======== INPUT DATA

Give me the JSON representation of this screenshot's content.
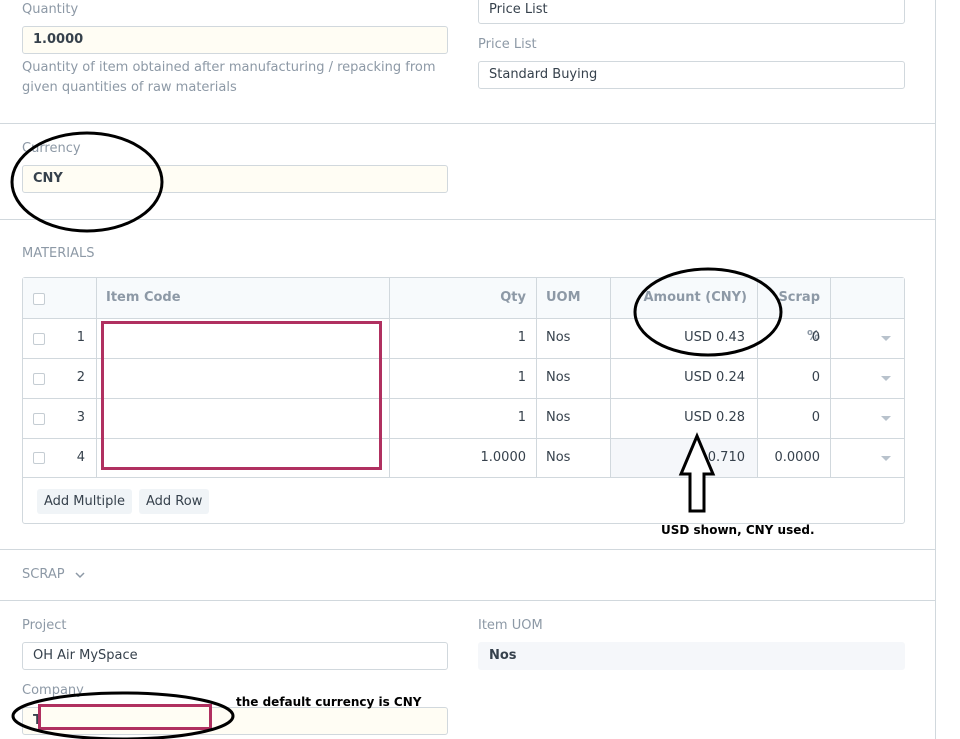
{
  "quantity": {
    "label": "Quantity",
    "value": "1.0000",
    "help_line1": "Quantity of item obtained after manufacturing / repacking from",
    "help_line2": "given quantities of raw materials"
  },
  "price_list_top": {
    "value": "Price List"
  },
  "price_list": {
    "label": "Price List",
    "value": "Standard Buying"
  },
  "currency": {
    "label": "Currency",
    "value": "CNY"
  },
  "materials": {
    "section_title": "MATERIALS",
    "columns": {
      "item_code": "Item Code",
      "qty": "Qty",
      "uom": "UOM",
      "amount": "Amount (CNY)",
      "scrap": "Scrap %"
    },
    "rows": [
      {
        "idx": "1",
        "qty": "1",
        "uom": "Nos",
        "amount": "USD 0.43",
        "scrap": "0"
      },
      {
        "idx": "2",
        "qty": "1",
        "uom": "Nos",
        "amount": "USD 0.24",
        "scrap": "0"
      },
      {
        "idx": "3",
        "qty": "1",
        "uom": "Nos",
        "amount": "USD 0.28",
        "scrap": "0"
      },
      {
        "idx": "4",
        "qty": "1.0000",
        "uom": "Nos",
        "amount": "0.710",
        "scrap": "0.0000"
      }
    ],
    "add_multiple": "Add Multiple",
    "add_row": "Add Row"
  },
  "scrap": {
    "section_title": "SCRAP"
  },
  "project": {
    "label": "Project",
    "value": "OH Air MySpace"
  },
  "item_uom": {
    "label": "Item UOM",
    "value": "Nos"
  },
  "company": {
    "label": "Company",
    "value": "T"
  },
  "annotations": {
    "usd_note": "USD shown, CNY used.",
    "default_currency_note": "the default currency is CNY",
    "ink_color": "#000000",
    "redact_color": "#b03060"
  }
}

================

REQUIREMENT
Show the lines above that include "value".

WRITTEN SOLUTION
    "value": "1.0000",
    "value": "Price List"
    "value": "Standard Buying"
    "value": "CNY"
    "value": "OH Air MySpace"
    "value": "Nos"
    "value": "T"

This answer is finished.